Yet, I realise that I’ve never heard anything about pollution in the Global South. Perhaps that comes from a stereotype that most of the industry is in the western world (and maybe China). Or maybe it’s just that shows like Captain Planet were aimed at western kids.
So seeing the litter, the use of plastic bags, the limited recycling
options, the burning waste and that ‘Blue Band’ is made from Palm Oil has been quite a shock. It’s not just my Aussie upbringing – I believe that being ‘green’ is a great way to love your neighbour and steward God’s gifts in creation. So my mind started turning over.
My first thought was that people burn their waste and spread Blue Band on their bread because they don’t have a choice. Where are the recycling plants? It’s Blue Band or nothing – butter is super expensive and imported for rich westerners.
My second thought was about corruption. Are politicians concerned for their own hip pockets or for the good of Tanzanians? Why does Unilever sell Blue Band here and not in Australia? Why are they able to market it as ‘full of vitamins’?
So my third thought was about education.

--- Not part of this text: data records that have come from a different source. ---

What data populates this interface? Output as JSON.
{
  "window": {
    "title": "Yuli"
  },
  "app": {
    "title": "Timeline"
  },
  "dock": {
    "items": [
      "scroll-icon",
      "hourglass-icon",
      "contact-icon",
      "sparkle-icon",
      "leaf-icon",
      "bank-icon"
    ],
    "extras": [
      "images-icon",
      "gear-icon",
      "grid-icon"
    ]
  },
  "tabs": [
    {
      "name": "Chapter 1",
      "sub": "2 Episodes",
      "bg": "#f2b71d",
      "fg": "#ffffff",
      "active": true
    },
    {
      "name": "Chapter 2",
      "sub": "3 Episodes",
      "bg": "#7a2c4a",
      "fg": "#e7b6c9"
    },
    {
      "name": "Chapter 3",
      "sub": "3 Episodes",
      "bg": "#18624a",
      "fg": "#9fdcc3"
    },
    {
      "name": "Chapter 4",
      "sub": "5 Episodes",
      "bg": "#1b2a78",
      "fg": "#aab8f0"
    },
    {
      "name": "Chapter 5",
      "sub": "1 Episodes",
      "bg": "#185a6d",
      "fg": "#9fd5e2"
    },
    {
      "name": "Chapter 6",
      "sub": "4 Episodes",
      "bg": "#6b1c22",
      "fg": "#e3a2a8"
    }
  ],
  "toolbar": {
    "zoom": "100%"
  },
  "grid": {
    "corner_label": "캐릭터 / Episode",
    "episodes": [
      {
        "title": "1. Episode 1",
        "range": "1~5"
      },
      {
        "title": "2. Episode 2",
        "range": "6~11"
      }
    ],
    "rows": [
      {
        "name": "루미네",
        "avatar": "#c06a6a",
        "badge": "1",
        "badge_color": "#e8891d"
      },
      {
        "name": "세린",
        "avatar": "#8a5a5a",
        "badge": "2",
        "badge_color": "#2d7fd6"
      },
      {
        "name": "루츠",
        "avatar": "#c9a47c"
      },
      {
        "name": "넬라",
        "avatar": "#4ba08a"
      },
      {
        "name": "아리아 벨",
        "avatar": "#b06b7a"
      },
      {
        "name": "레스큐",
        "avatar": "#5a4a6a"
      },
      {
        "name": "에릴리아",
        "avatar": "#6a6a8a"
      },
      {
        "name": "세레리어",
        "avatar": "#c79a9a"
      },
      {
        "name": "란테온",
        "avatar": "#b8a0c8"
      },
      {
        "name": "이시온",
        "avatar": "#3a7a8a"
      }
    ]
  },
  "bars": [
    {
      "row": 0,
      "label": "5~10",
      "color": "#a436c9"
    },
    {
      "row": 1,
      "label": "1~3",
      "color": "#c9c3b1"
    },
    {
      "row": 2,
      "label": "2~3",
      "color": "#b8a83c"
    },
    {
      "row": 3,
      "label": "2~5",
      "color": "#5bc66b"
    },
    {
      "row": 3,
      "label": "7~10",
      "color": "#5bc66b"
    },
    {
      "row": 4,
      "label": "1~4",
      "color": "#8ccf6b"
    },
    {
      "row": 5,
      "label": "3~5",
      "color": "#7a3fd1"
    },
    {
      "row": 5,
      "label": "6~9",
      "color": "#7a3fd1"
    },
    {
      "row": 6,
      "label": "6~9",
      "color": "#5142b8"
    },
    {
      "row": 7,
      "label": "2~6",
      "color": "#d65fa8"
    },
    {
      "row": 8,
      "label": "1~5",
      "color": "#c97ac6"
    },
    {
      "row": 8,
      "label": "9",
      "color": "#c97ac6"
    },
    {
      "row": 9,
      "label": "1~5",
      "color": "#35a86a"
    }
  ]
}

How can Tanzanians advocate for change if they haven’t seen a picture of an orang-utan or if they don’t know the environmental cost of burning a plastic bag? Where is the Gruen equivalent?
My fourth thought was that I had jumped way far ahead. Not because these thoughts don’t make sense, but because they are my thoughts, not someone else’s. Our first three years here are for listening and learning. With this in mind I asked our language tutor about attitudes to the environment. He had plenty to say.
He told me about Moshi region in the north-east of Tanzania where littering incurs a fine of 50 000 Tanzanian shillings (a large amount here, roughly AUD30). He reported that plastic bags are illegal in Rwanda. He mentioned recycling initiatives in Dar es Salaam.
But he also said that in Tanzania pollution is a big problem, on multiple levels. There’s the individual litterbug but one has to ask why the Tanzanian government allows plastic bags when Rwanda doesn’t, for example. ‘Tanzania is a dumping ground for the rest of Africa,’ he said.
Part of listening and learning will be hearing more than one Tanzanian’s view.
Tamie Davis is an Aussie living in Tanzania, writing at meetjesusatuni.com.